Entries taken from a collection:
-------------------------

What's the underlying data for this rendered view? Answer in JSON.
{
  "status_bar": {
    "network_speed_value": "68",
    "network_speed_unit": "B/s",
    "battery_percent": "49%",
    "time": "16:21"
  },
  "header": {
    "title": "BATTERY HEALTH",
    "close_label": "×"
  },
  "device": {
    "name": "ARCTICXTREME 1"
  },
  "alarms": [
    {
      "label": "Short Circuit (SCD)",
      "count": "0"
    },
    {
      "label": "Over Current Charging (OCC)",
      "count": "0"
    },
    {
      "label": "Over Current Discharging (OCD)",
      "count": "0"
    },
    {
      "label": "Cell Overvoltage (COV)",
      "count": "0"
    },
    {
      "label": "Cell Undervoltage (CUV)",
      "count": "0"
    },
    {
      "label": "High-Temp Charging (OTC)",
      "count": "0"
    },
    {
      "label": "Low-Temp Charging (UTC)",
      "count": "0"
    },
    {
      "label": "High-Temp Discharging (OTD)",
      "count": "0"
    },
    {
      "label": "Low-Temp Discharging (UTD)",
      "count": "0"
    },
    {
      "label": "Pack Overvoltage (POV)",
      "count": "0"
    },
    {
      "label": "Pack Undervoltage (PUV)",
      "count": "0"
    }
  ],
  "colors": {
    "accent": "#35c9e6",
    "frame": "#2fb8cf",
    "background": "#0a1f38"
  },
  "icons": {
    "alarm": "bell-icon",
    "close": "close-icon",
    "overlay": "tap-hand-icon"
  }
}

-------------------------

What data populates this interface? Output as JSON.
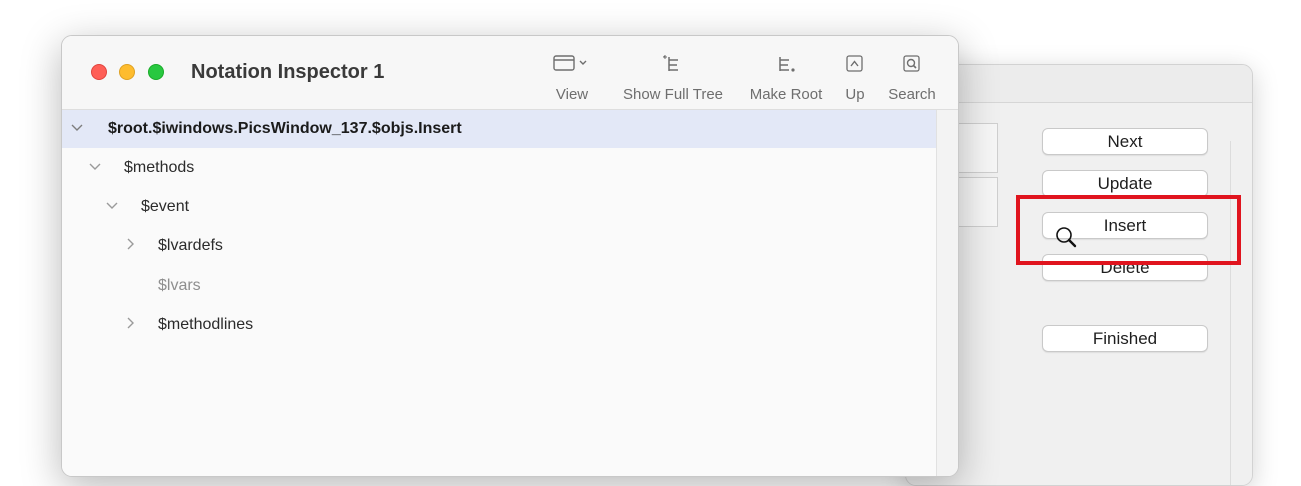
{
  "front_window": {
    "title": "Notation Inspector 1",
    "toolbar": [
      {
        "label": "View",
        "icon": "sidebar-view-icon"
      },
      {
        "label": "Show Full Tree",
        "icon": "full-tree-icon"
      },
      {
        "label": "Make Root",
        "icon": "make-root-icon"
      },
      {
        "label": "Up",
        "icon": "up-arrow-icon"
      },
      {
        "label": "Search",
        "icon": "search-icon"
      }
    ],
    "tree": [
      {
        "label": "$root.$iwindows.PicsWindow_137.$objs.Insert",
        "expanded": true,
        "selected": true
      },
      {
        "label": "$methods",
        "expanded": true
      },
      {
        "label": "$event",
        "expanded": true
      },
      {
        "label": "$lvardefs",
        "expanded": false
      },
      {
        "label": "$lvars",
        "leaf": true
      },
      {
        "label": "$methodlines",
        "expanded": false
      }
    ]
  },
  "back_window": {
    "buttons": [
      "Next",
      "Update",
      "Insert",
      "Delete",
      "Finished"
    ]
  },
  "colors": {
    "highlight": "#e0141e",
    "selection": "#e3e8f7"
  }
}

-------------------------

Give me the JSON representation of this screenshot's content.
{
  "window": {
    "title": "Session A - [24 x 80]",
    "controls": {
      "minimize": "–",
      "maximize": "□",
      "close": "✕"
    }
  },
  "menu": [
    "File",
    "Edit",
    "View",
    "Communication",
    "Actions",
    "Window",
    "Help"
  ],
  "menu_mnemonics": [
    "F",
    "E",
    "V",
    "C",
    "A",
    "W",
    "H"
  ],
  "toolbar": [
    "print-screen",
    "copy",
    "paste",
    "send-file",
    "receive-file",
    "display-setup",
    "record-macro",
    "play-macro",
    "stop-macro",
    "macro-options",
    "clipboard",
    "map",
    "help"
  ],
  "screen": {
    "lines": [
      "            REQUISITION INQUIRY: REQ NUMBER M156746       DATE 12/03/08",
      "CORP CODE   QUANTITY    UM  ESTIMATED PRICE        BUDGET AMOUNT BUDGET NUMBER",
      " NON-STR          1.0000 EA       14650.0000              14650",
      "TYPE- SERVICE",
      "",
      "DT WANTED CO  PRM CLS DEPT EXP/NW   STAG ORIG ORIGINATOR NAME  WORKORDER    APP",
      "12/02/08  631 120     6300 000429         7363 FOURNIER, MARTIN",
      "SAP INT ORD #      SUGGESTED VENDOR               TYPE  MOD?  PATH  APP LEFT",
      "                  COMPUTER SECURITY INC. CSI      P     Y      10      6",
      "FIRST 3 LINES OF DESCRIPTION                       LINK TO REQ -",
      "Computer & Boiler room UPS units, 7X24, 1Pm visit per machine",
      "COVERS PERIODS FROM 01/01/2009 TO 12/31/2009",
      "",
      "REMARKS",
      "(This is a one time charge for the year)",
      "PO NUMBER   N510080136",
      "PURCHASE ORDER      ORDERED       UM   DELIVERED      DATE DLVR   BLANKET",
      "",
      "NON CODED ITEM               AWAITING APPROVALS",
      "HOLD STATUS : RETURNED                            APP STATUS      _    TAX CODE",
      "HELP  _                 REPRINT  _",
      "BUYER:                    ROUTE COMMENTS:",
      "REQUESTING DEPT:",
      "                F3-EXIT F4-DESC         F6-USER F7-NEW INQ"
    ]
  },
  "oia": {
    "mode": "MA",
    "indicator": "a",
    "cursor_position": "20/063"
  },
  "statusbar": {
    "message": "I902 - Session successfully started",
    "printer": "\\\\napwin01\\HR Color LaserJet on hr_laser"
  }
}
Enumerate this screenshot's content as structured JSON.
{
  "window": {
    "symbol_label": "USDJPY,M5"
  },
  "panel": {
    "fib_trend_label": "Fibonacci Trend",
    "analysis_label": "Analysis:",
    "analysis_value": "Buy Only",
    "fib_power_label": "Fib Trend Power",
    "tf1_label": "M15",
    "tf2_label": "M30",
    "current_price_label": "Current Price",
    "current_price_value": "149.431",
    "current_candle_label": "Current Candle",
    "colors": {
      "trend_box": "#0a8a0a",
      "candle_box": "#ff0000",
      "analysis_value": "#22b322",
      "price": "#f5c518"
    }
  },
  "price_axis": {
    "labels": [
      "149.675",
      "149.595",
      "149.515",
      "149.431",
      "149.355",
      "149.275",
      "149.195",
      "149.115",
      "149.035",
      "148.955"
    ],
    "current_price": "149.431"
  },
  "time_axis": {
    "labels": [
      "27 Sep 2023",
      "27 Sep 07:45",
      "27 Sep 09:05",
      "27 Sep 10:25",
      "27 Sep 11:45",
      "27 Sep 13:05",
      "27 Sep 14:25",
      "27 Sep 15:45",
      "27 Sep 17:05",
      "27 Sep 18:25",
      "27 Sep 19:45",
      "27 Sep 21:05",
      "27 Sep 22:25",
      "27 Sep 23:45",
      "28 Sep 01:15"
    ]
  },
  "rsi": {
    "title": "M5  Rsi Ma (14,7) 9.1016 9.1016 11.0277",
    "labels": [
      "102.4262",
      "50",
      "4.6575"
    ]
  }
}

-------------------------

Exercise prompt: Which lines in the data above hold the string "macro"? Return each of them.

Response area:
    "record-macro",
    "play-macro",
    "stop-macro",
    "macro-options",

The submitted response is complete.